  1. Sandwichman says:

    Makes sense — which is why it won’t fly with the “deciders.”

    • Jared Bernstein says:

      Damn–caught in the illogic trap: “your idea makes sense…therefore it cannot be used!”

  2. Bill says:

    This all sounds good, but I am a little troubled by the footnote at the bottom of the chart: “Tax expenditure estimates do not account for interaction effects; estimate does not include outlays.” Makes it sound like the numbers are being cooked. Can you explain?

  3. Bill Gatliff says:

    Today’s Daily Digest was so full of good, I don’t know where to begin. But like the true gentleman and scholar you are, you didn’t even have to go to some of the very best stuff to create a valuable read.

    For example, consider the subtle message coded in the difference between the two ways that child care support is delivered through our tax code—especially when you juxtapose that with the “makers vs. takers” philosophy. You let that pass without comment, while I had to pause and catch my breath for a few minutes.

    Impressive. Most impressive.

  4. Kevin Rica says:

    You can’t take away any childcare tax credits.

    Those are for women. You have shown your true colors if you want women to be dependent on their husbands and children on their fathers.

    How can women be independent if the government refuses to help?

  5. xpostfactoid says:

    Aw, come on, Tom Coburn made this case almost two years ago http://bit.ly/XrCR7L

  6. R. Nemo says:

    Republicans don’t want solutions. They just want to destroy everything in the name of “freedom.” Which means nothing. They are insane–plain and simple.

    Good luck at the hearing; they won’t hear you…

  7. LeRoy Matthews says:

    Study my Letter on Diana@Philosophyinaction.com. (Search: Crazy Inbox)

    The idea that if the politicians pay out a little less of the $ they’ve Stolen from the Hard-working, Productive, Long-suffering, Taxpayers, etc., we’ve wounded ourselves DOESN”T MAKE ANY DAMN SENSE.

    The so-called “federal government” is not only BANKRUPT, It’s Head- Over- Heels In Debt, & Operating Way In The Red, & It Has A Huge, & Increasing, Budget Deficit. There’s virtually zero $ for anything whatsoever,

  8. Sharon says:

    That chart is a thing of beauty.

    Why are we talking about cutting Social Security when a sober look at
    “tax expenditures” would clear a lot of budget space?

    • dougfir says:

      Social Security has a dedicated funding source and is not part of the budget deficit. It does need a minor tweak to fix the long term outlook, much as the funding scheme was tweaked back in the 70s after the Greenspan commission looked into the numbers.

  9. RCS says:

    The more I think about “limiting deductions”, the more it scares me, because when you limit deductions, you give people incentive to hoard their money by putting it into things like the stock market.

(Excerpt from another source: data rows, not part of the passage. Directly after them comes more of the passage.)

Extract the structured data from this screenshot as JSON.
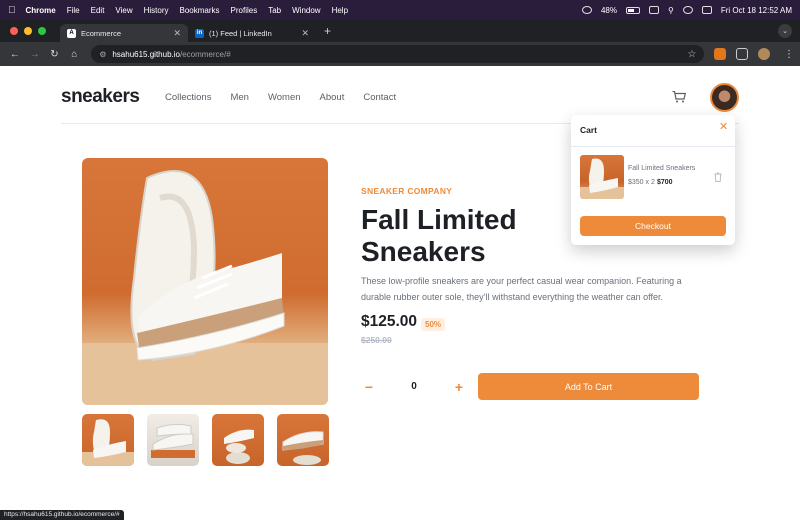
{
  "menubar": {
    "app": "Chrome",
    "items": [
      "File",
      "Edit",
      "View",
      "History",
      "Bookmarks",
      "Profiles",
      "Tab",
      "Window",
      "Help"
    ],
    "battery": "48%",
    "datetime": "Fri Oct 18  12:52 AM"
  },
  "browser": {
    "tabs": [
      {
        "title": "Ecommerce",
        "favicon": "A"
      },
      {
        "title": "(1) Feed | LinkedIn",
        "favicon": "in"
      }
    ],
    "url_host": "hsahu615.github.io",
    "url_path": "/ecommerce/#",
    "status_url": "https://hsahu615.github.io/ecommerce/#"
  },
  "site": {
    "logo": "sneakers",
    "nav": [
      "Collections",
      "Men",
      "Women",
      "About",
      "Contact"
    ]
  },
  "product": {
    "company": "SNEAKER COMPANY",
    "title": "Fall Limited Sneakers",
    "description": "These low-profile sneakers are your perfect casual wear companion. Featuring a durable rubber outer sole, they’ll withstand everything the weather can offer.",
    "price": "$125.00",
    "discount": "50%",
    "old_price": "$250.00",
    "quantity": "0",
    "add_to_cart": "Add To Cart"
  },
  "cart": {
    "title": "Cart",
    "item_name": "Fall Limited Sneakers",
    "item_price": "$350 x 2",
    "item_total": "$700",
    "checkout": "Checkout"
  },
  "colors": {
    "accent": "#ee8b3a",
    "dark": "#1d2025"
  }
}
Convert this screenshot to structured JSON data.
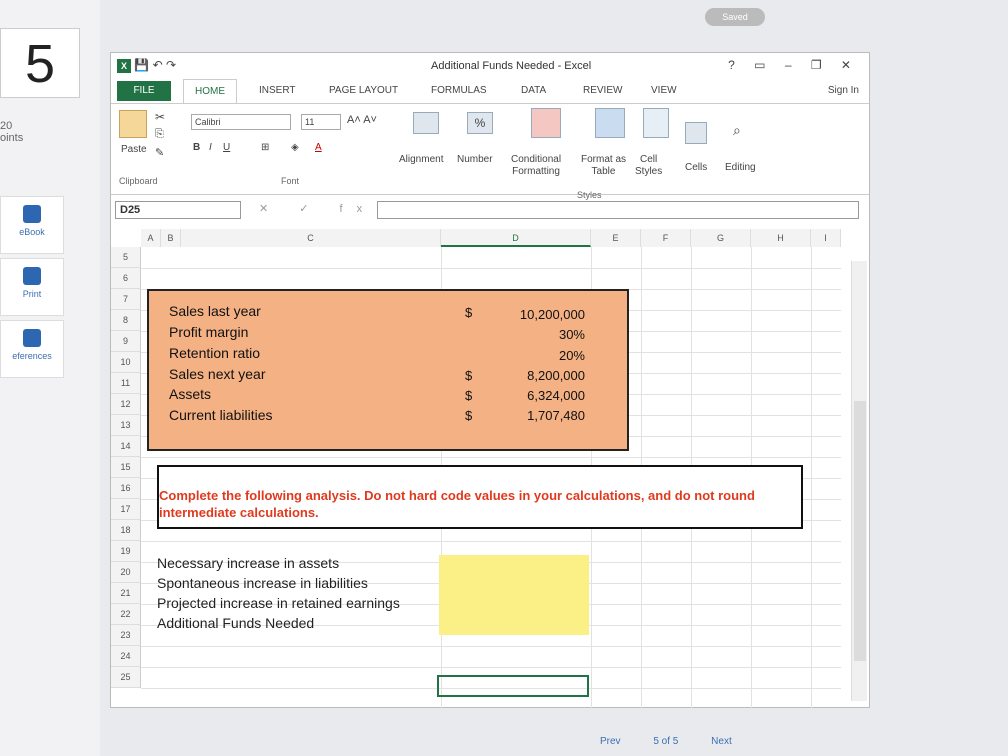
{
  "page": {
    "question_number": "5",
    "points_label": "20\noints",
    "saved_label": "Saved",
    "sidebar": [
      {
        "label": "eBook"
      },
      {
        "label": "Print"
      },
      {
        "label": "eferences"
      }
    ],
    "footer": {
      "prev": "Prev",
      "counter": "5 of 5",
      "next": "Next"
    }
  },
  "excel": {
    "title": "Additional Funds Needed - Excel",
    "window_controls": "? ▭ – ❐ ✕",
    "tabs": [
      "FILE",
      "HOME",
      "INSERT",
      "PAGE LAYOUT",
      "FORMULAS",
      "DATA",
      "REVIEW",
      "VIEW"
    ],
    "sign_in": "Sign In",
    "ribbon": {
      "paste": "Paste",
      "clipboard": "Clipboard",
      "font_name": "Calibri",
      "font_size": "11",
      "font_group": "Font",
      "bold": "B",
      "italic": "I",
      "underline": "U",
      "alignment": "Alignment",
      "number": "Number",
      "percent": "%",
      "conditional": "Conditional\nFormatting",
      "format_table": "Format as\nTable",
      "cell_styles": "Cell\nStyles",
      "styles_group": "Styles",
      "cells": "Cells",
      "editing": "Editing"
    },
    "name_box": "D25",
    "formula_icons": "✕ ✓ fx",
    "columns": [
      "A",
      "B",
      "C",
      "D",
      "E",
      "F",
      "G",
      "H",
      "I"
    ],
    "rows": [
      "5",
      "6",
      "7",
      "8",
      "9",
      "10",
      "11",
      "12",
      "13",
      "14",
      "15",
      "16",
      "17",
      "18",
      "19",
      "20",
      "21",
      "22",
      "23",
      "24",
      "25"
    ],
    "inputs": [
      {
        "label": "Sales last year",
        "dollar": "$",
        "value": "10,200,000"
      },
      {
        "label": "Profit margin",
        "dollar": "",
        "value": "30%"
      },
      {
        "label": "Retention ratio",
        "dollar": "",
        "value": "20%"
      },
      {
        "label": "Sales next year",
        "dollar": "$",
        "value": "8,200,000"
      },
      {
        "label": "Assets",
        "dollar": "$",
        "value": "6,324,000"
      },
      {
        "label": "Current liabilities",
        "dollar": "$",
        "value": "1,707,480"
      }
    ],
    "instruction": "Complete the following analysis. Do not hard code values in your calculations, and do not round intermediate calculations.",
    "analysis": [
      "Necessary increase in assets",
      "Spontaneous increase in liabilities",
      "Projected increase in retained earnings",
      "Additional Funds Needed"
    ]
  }
}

    I think the economy was better when the top marginal rate was high and there were almost limits on deductions, because rich people spent their money on just about anything (lunches, conferences, r&d, someone to stand outside the hotel and greet guests, etc.) rather than give it to the government. While that may have stifled government revenues, it made the economy broader.

    I think there may be a small grain of truth in “trickle down” – however our low tax rates coupled with limited deductions push people to just put their money into the stock market or speculate with it.

  10. Israel Medina says:

    This just blew my mind!! Your explanation was precise and anybody can easily understand!! you sir have awake my mind, I found you in yourtube and I already bought your book “All Together Now” and the book the new new deal because I saw the interview you did with the author, I want to thank you because of your blog and videos I know have found a new passion!! I wish more people will be interested in the economy, will be looking forward for your testimony, Thank you and keep up the good work!!